As a 26-year-old Rome Prize recipient in 1972, Graham Nickson was already so convinced of painting’s transcendent power that he began testing his own painterly mettle with a hazardous subject: sunsets. If to the art world painting itself was marginal, sunset pictures were the epitome of trite irrelevance. For nearly 40 years since then, as the skies and landscapes in “Paths of the Sun” make clear, the New York-based British artist has stepped ever farther out on this limb, returning with increasingly eloquent work. The show juxtaposed 12 early small oils (1972–73) with 29 watercolors and three large canvases, all made from 1999 to 2011.
Entering the gallery, you faced the monumental Red Lightning(2008–10, acrylic on canvas, 97 by 146 inches). Its dynamic composition, red-pink-violet-blue harmonies and sumptuous materiality are engaging in themselves. The sky scene is infused with drama and recalls, all at once, Guston, Rothko, Nolde and Turner.
The early skyscapes, which include landscape and architectural elements, reveal the young Nickson focusing skillfully on strategies: color combinations, shape (clouds enliven and balance) and buoyant responses to art history. Yet the paintings’ surfaces, light and color are too flat to convey the physical or metaphorical expansiveness of skies.
Powerful images and masterful execution characterize the show’s relatively recent watercolors. All 15 “Monumental Trees” (1999–2000, 18 by 24 inches each) are based on the same maple, yet each is distinct. The marks of one suggest van Gogh’s drawings; another has an allover quality. Yet another looks like it’s composed of dragons. Twelve slightly larger and later watercolor skyscapes painted in Italy and Australia succeed as near-abstractions. Nickson’s pictorial organization and lyrical color stains allow him to pull off several unabashed depictions of glowing round suns and rainbow rays.

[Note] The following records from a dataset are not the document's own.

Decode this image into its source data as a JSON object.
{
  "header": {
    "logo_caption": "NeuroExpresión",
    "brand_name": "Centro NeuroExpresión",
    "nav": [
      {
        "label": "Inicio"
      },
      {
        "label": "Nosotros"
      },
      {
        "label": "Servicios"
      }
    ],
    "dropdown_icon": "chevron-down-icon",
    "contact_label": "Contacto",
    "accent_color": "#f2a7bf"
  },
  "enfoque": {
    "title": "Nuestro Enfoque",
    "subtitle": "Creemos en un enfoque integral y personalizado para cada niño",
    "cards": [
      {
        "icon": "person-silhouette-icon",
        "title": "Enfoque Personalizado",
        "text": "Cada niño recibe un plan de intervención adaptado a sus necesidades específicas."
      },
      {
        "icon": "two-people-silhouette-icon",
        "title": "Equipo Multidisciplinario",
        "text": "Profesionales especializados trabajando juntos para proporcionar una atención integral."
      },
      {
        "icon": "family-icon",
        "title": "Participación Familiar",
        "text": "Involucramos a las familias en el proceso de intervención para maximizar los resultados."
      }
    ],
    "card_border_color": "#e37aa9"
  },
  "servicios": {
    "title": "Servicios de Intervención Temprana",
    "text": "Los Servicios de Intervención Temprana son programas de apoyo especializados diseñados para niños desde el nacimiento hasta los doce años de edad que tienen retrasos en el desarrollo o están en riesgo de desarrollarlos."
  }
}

In Tree of Birds (2011, acrylic on canvas, 108 by 144 inches), he risks a compendium of clichés and delivers the culminating, unforgettable painting of the show. An active sky occupies half the picture. On an ocher, altarlike shape at the bottom edge sits a lush flowering tree filled with white birds; one soars toward a mountaintop in the picture’s middle. The painting is luminous: dominant blues, violets, grays and greens are lit by glimpses of yellow sunlight at the upper left and right and by the ocher beneath the tree. Together those warm colors form a triangle, counterbalancing the bird in flight. Every inch of the canvas is animated and alive. It’s a risky big picture in form and content, a metaphor for art and life.